Exercise details -> Go over the data and keep only the lines that include "this".

________________________________________

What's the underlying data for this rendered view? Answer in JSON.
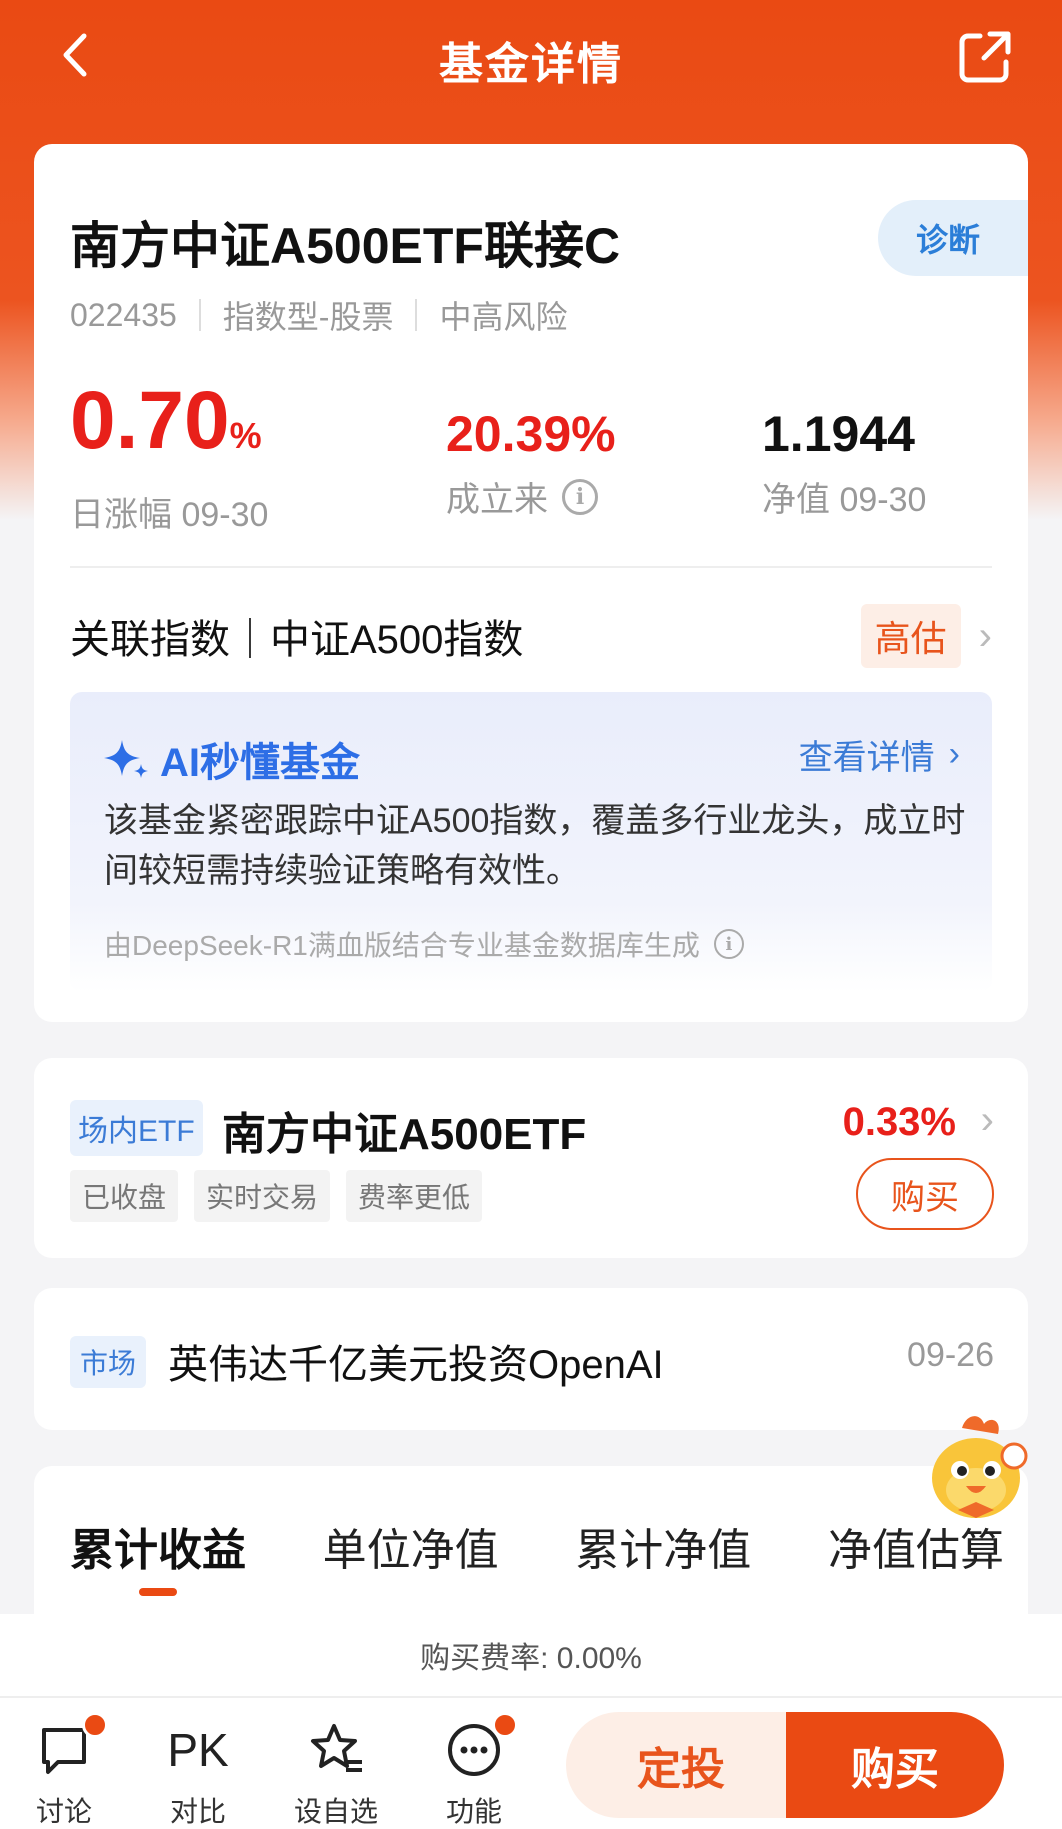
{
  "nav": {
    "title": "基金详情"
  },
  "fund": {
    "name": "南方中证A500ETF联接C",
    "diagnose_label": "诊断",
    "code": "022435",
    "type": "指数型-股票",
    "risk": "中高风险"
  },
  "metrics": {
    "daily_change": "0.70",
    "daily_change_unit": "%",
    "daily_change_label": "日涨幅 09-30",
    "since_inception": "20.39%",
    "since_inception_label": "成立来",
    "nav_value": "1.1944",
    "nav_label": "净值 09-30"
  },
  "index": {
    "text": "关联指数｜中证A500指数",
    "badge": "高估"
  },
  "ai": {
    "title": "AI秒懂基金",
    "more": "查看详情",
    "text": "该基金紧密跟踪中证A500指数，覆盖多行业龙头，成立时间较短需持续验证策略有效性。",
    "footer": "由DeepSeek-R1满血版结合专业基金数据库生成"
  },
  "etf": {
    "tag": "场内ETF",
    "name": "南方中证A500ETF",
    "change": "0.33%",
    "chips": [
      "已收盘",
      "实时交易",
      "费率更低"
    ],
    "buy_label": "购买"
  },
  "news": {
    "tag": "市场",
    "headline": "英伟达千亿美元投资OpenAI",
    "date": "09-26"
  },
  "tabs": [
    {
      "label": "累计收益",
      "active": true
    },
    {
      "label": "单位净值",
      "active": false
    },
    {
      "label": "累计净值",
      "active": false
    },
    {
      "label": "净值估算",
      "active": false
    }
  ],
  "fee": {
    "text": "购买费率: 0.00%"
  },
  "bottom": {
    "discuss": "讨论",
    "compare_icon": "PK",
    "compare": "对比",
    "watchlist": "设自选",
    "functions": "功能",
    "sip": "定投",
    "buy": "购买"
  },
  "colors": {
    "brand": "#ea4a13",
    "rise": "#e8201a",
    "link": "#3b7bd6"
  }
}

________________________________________

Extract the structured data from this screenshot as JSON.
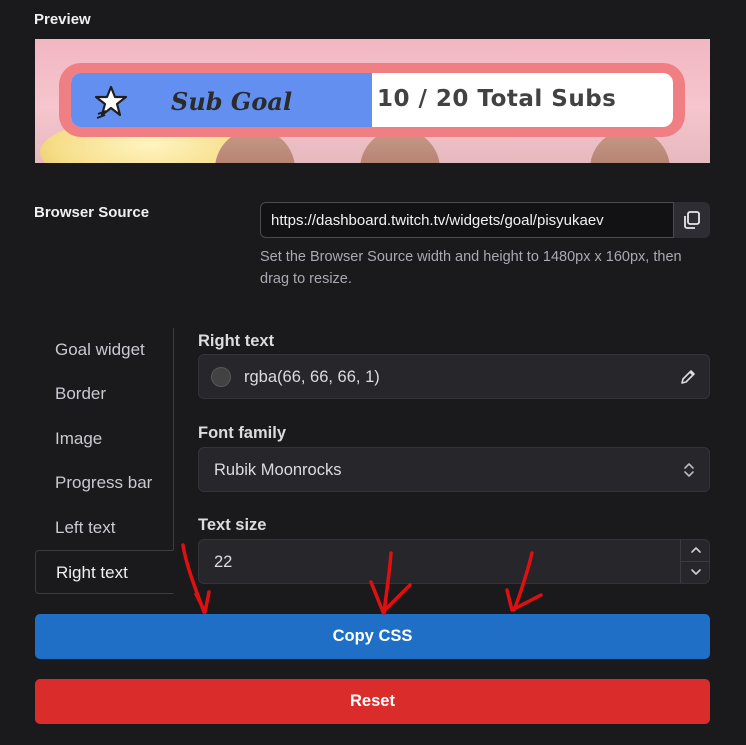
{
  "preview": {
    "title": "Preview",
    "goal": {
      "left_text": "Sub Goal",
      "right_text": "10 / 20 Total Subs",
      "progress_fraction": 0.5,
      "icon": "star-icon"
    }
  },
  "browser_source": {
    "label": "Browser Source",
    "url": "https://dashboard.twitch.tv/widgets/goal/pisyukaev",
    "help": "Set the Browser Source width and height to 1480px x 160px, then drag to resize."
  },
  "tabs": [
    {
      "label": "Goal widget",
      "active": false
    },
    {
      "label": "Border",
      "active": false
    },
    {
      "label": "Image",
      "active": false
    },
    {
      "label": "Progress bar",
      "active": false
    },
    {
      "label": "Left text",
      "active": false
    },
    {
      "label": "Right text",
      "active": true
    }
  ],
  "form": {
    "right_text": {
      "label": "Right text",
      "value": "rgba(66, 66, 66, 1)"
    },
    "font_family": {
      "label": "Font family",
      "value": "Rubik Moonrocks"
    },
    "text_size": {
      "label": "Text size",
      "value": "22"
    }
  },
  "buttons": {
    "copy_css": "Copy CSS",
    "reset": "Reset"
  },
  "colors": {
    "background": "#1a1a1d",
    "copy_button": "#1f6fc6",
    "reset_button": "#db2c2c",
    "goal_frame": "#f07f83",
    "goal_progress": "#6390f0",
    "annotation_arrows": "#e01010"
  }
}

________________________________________

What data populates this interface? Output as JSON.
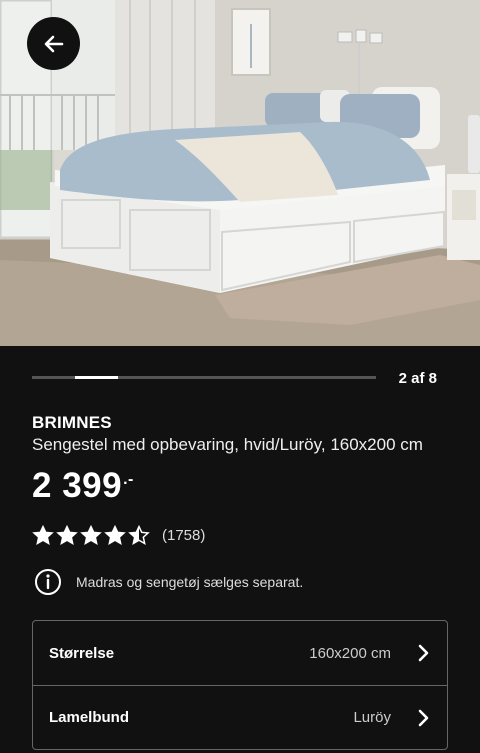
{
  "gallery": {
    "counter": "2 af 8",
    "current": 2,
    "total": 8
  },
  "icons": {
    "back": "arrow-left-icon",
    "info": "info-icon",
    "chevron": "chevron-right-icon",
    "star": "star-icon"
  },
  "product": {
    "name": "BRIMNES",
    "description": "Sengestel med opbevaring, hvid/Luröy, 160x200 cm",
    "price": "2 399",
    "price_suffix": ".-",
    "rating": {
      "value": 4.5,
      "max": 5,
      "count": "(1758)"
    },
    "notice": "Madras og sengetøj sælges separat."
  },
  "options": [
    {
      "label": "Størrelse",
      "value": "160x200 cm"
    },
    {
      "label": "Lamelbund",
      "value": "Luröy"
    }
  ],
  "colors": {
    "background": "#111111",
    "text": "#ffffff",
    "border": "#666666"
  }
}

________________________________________

Reply to the exercise ->
What's the underlying data for this rendered view? Answer in JSON.
Extract the structured data from this screenshot as JSON.
What data populates this interface? Output as JSON.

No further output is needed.